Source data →
══════
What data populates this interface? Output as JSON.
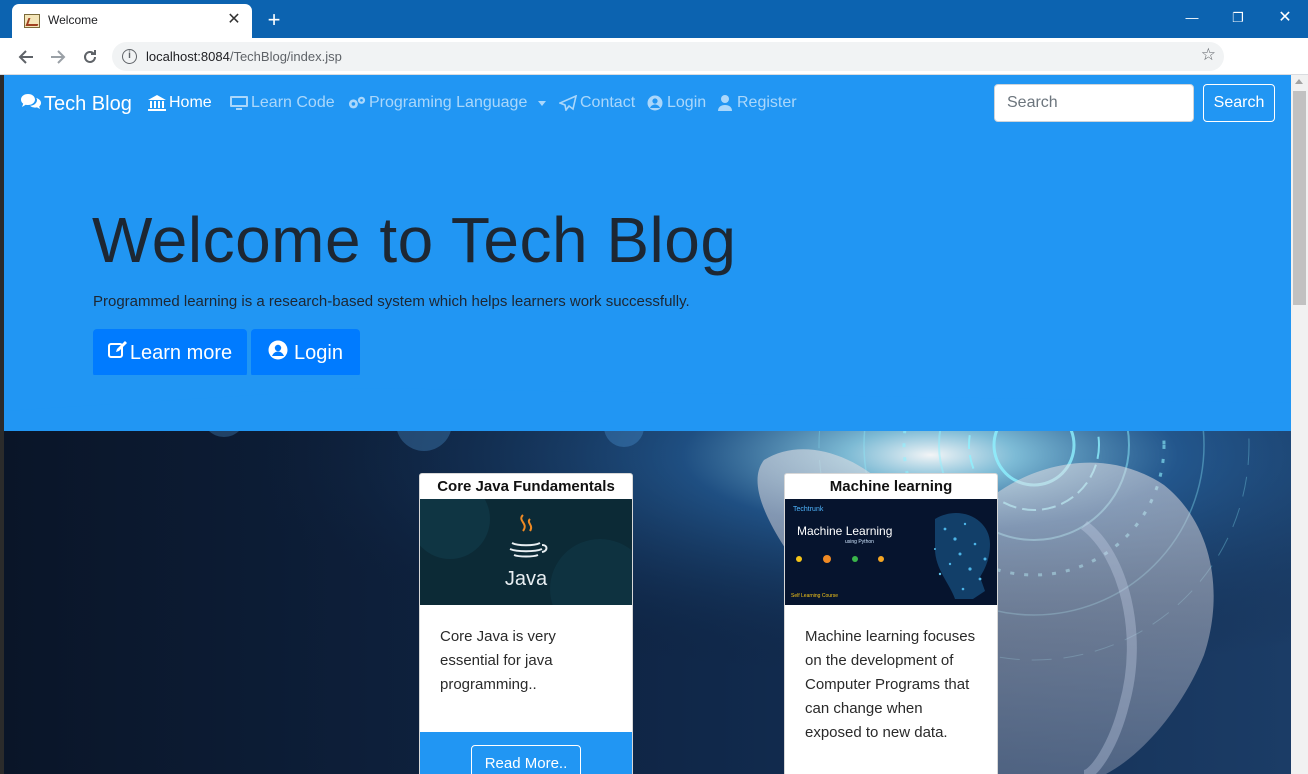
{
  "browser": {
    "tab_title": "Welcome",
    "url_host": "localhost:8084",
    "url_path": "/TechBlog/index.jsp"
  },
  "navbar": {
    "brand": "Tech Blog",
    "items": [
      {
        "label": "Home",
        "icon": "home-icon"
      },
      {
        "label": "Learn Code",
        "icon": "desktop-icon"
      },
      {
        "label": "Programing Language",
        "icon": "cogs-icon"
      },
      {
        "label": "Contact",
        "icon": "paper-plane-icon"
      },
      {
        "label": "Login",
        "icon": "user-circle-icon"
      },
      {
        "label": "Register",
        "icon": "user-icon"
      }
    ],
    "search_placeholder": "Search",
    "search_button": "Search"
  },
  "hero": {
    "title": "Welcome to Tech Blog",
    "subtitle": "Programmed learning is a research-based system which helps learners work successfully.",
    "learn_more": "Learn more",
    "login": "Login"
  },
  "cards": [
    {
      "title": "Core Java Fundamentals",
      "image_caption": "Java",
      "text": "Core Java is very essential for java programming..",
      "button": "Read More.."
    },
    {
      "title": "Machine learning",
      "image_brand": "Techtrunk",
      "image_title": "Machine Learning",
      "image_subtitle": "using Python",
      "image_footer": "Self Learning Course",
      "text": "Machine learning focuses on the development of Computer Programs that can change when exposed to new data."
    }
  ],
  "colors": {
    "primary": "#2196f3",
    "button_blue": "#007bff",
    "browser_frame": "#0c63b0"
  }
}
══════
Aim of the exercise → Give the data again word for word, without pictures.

Answer space →
What data populates this interface? Output as JSON.
{
  "browser": {
    "tab_title": "Welcome",
    "url_host": "localhost:8084",
    "url_path": "/TechBlog/index.jsp"
  },
  "navbar": {
    "brand": "Tech Blog",
    "items": [
      {
        "label": "Home",
        "icon": "home-icon"
      },
      {
        "label": "Learn Code",
        "icon": "desktop-icon"
      },
      {
        "label": "Programing Language",
        "icon": "cogs-icon"
      },
      {
        "label": "Contact",
        "icon": "paper-plane-icon"
      },
      {
        "label": "Login",
        "icon": "user-circle-icon"
      },
      {
        "label": "Register",
        "icon": "user-icon"
      }
    ],
    "search_placeholder": "Search",
    "search_button": "Search"
  },
  "hero": {
    "title": "Welcome to Tech Blog",
    "subtitle": "Programmed learning is a research-based system which helps learners work successfully.",
    "learn_more": "Learn more",
    "login": "Login"
  },
  "cards": [
    {
      "title": "Core Java Fundamentals",
      "image_caption": "Java",
      "text": "Core Java is very essential for java programming..",
      "button": "Read More.."
    },
    {
      "title": "Machine learning",
      "image_brand": "Techtrunk",
      "image_title": "Machine Learning",
      "image_subtitle": "using Python",
      "image_footer": "Self Learning Course",
      "text": "Machine learning focuses on the development of Computer Programs that can change when exposed to new data."
    }
  ],
  "colors": {
    "primary": "#2196f3",
    "button_blue": "#007bff",
    "browser_frame": "#0c63b0"
  }
}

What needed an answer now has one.